Scotland counters the gloom of autumn with an
explosion of colour that set off our ruins perfectly.
Here are David Weinczok’s Best Castles In Autumn.
As the trees turn and the days draw in, we enter a fleeting time of immense beauty. The dramatic colour attracts day-trippers, photographers, hillwalkers and sightseers in one last hurrah before hibernation sets in.
There are few better times of year to get out and about in Scotland, and castle hunting is no exception.
These are the castles that make the very most of this spectacular season. Whether you’re keen to capture that winning picture for Instagram or, like John Muir, simply lose yourself in the boundless playground of the great outdoors.
Highland Perthshire is famous for its foliage, and Blair Castle is nestled right in the heart of ‘big tree country’. The forests here rival any of those in my native Canada. If it’s romance you’re after this is where to find it, amongst the tall trees, ebbing rivers and gentle evening light setting upon the hills.
Blair Castle was a favourite of Queen Victoria, so much so that she and Albert honeymooned here. They enjoying the pleasures of nearby places of beauty such as The Hermitage at Dunkeld and the Black Linn waterfall in Pitlochry.
The castle itself was the scene of the last siege of any castle in Britain (in 1746), though its pearl-white harling gives away no hint of the ravages of war.
Castle Campbell is perhaps the best example I know of a castle that exudes the rugged wonder of the Highlands while still being firmly in the Lowlands.
There is a car park right at the castle gates, but reaching it by foot is a treat. The walk up and down the gorge follows the Burn of Care and the Burn of Sorrow. It would be worth doing even if you weren’t rewarded with a great castle at the end! I do pity the labourers who had to get all that stone up there, though.
The castle affords a near-bird’s eye view of Clackmannanshire and the Lothians to the south. To the north, Dollar Glen unfolds invitingly.
Inside you’ll find a Renaissance-era arcade, a terraced garden, and stout towerhouse – a reminder of the power of the Campbells, and the ire that such power often invites.

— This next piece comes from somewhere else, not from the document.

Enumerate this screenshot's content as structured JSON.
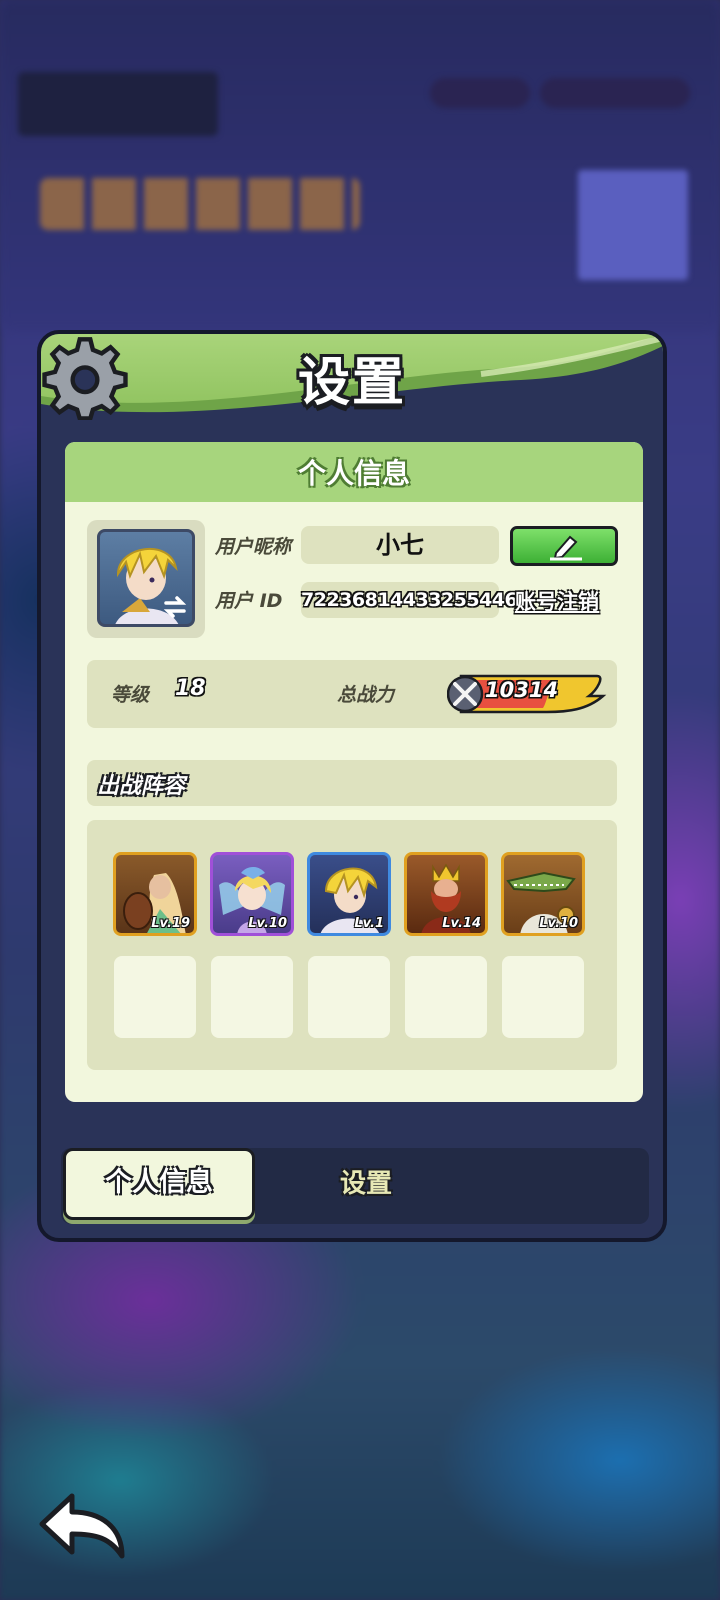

A predictable choice, perhaps; a worthy one, undoubtedly! Kilchurn Castle is a star amongst Scottish castles for very good reason. It stands guard on a small peninsula – jutting out into aptly-named Loch Awe and backed by mighty Ben Cruachan. It was on these slopes Robert Bruce battled the MacDougalls in 1308. Ambitious castle hunters could easily combine a visit to Kilchurn with a little munro bagging and be rewarded with panoramic views over one of Scotland’s most beguiling areas.
We have the Campbells to thank for Kilchurn, too. The castle started as a fortified tower in the 15th century and was later adapted into a comfortable residence and then again into a barracks. It was overshadowed by the construction of a modernised fort built by Cromwell’s troops at Fort William (hence the name of that town). It is now the ideal ruin, bestirring the inner bard in all who set eyes on it.
From Kilchurn at one end of the popularity spectrum, let us turn to a more hidden treasure.
Perched over the Clyde, there is little left of Corra Castle and interior access is not possible. What it lacks in access, however, it makes up for in atmosphere. The castle seems like somewhere that a fairy tale may be set, with its charming front door and vegetation overflowing the battlements. The Clyde can be heard below, while many birds and bats call the ruins home.
Combined with a little stravaiging on the local paths, the castle is well worth going out of your way for. Not ten minutes’ walk away is Corra Linn, pictured above. This is one of the four Falls of Clyde and an elemental display of the power of this all-important river. Complete the adventure with a stroll into the UNESCO World Heritage Site of New Lanark. It’s one of our Top Family Walks In Autumn, too. Here Enlightenment ideals fought back against the inhumanity of the 19th century industrial workplace.
Where’s Your Favourite?
There are countless other castles that take on a whole new life with the onset of autumn, of course. The northeast has plenty of options, including Braemar and Crathes. I would feel remiss if I did not mention places like Loch Doon Castle, Galloway, or Carnasserie Castle, Argyll.
They’re all yours to discover, and to cherish as the prettiest of pictures and memories to warm you through the winter.